As a young scholar studying religion and new media I have not been exposed to much literature mentioning, much less focusing on, the role of gender. Mia Lövheim’s new edited volume, Media, Religion and Gender: Key Issues and New Challenges is helping to fill that gap as well as encouraging more critical analyses of the intersection among the three areas.

The book opens with chapters focusing on literature that does exit in this area, how feminist and queer theories have and can shape the field, and methodological concerns and implications. These first chapters provide an excellent foundation on which the rest of the book is built. The following chapters are specific case studies focusing on different areas such the testimonial practice of Christian women through different media formats; gender representation in religious journalism; gender and sexuality constructed in Vodou online discussion forums; Muslim women using new media to claim religious authority; and US cultural discourse on masculinity, media and religion.

Perhaps the most helpful case studies for new media and religion scholars were those that focused on online-offline life and social media. For example, new media like Facebook and Twitter are often lauded as tools through which users have their voices heard on their own terms. Klassen and Loften’s chapter analyzing how women give testimony about their faith through new media opportunities, however, problematizes these new platforms. Rather than becoming a liberating form of communication, they see these testimonial performances through social media as a further commodification of the Christian woman’s experience that takes place in an environment of increased theological judgment.

While Kalssen and Loften’s chapter problematized new media practices, others showed how they could be transformational and transcendent. Although not focusing solely on new media, Petersen’s chapter does show how social media participation was an essential part of the meaning-making process for teens’ understanding of romance and spirituality portrayed in the Twilight series. Likewise, Boutros used a transnational feminist approach to show how participatory media, like discussion forums, can foster “new forms of cultural productions” of gender and sexuality as well as “new social relationship around religious identities,” (p. 108).

Media, Religion and Gender provides a good overview of feminist and media theories, some discussion of methodological matters, and case studies that begin to fill the gap in the literature. However, the book is heavy on feminist and mediatization theories while only contributing one chapter to studies of masculinity, and one chapter with some discussion of queer identity.
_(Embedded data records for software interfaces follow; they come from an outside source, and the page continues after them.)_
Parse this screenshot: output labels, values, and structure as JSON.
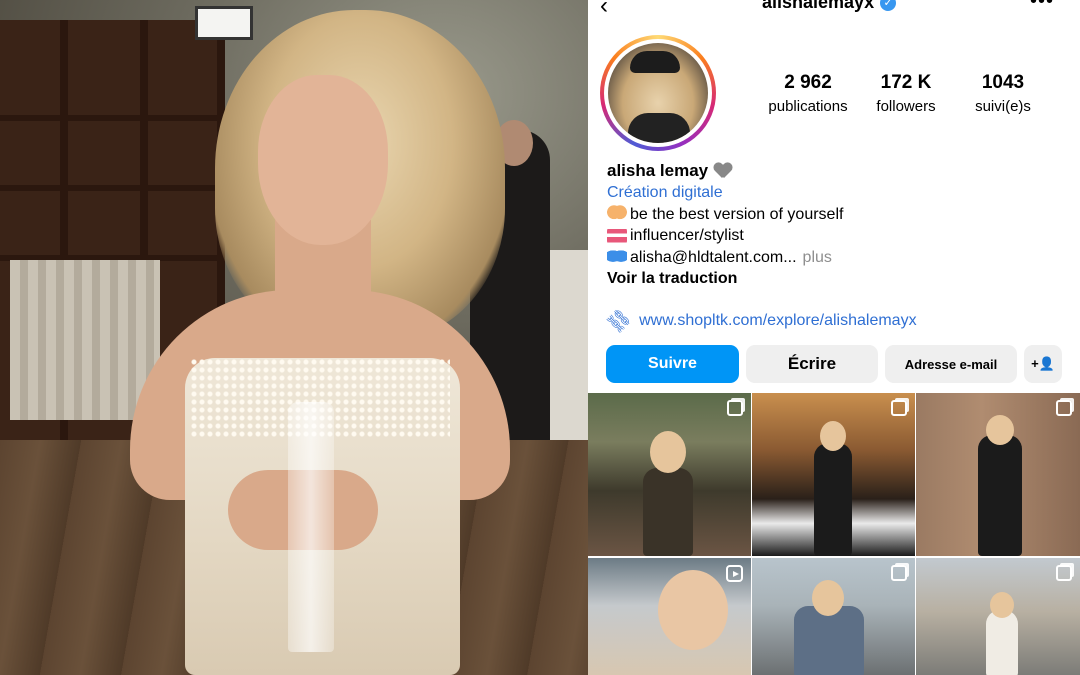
{
  "profile": {
    "handle": "alishalemayx",
    "stats": [
      {
        "value": "2 962",
        "label": "publications"
      },
      {
        "value": "172 K",
        "label": "followers"
      },
      {
        "value": "1043",
        "label": "suivi(e)s"
      }
    ],
    "name": "alisha lemay",
    "category": "Création digitale",
    "bio_lines": [
      {
        "emoji": "hands-heart-emoji",
        "text": "be the best version of yourself"
      },
      {
        "emoji": "bikini-emoji",
        "text": "influencer/stylist"
      },
      {
        "emoji": "butterfly-emoji",
        "text": "alisha@hldtalent.com..."
      }
    ],
    "more_label": "plus",
    "translate_label": "Voir la traduction",
    "link": "www.shopltk.com/explore/alishalemayx",
    "buttons": {
      "follow": "Suivre",
      "write": "Écrire",
      "email": "Adresse e-mail",
      "add_user": "+👤"
    }
  },
  "colors": {
    "accent": "#0095f6",
    "link": "#2f6fd3",
    "verified": "#3897f0"
  },
  "icons": {
    "back": "‹",
    "verified": "✓",
    "more": "•••",
    "link": "⛓"
  },
  "grid": [
    {
      "type": "carousel"
    },
    {
      "type": "carousel"
    },
    {
      "type": "carousel"
    },
    {
      "type": "reel"
    },
    {
      "type": "carousel"
    },
    {
      "type": "carousel"
    }
  ]
}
While there is a need for more focus on queer and masculine theories, the edited volume is still an essential guide for the growing discussion surrounding gender in media, religion, and culture studies.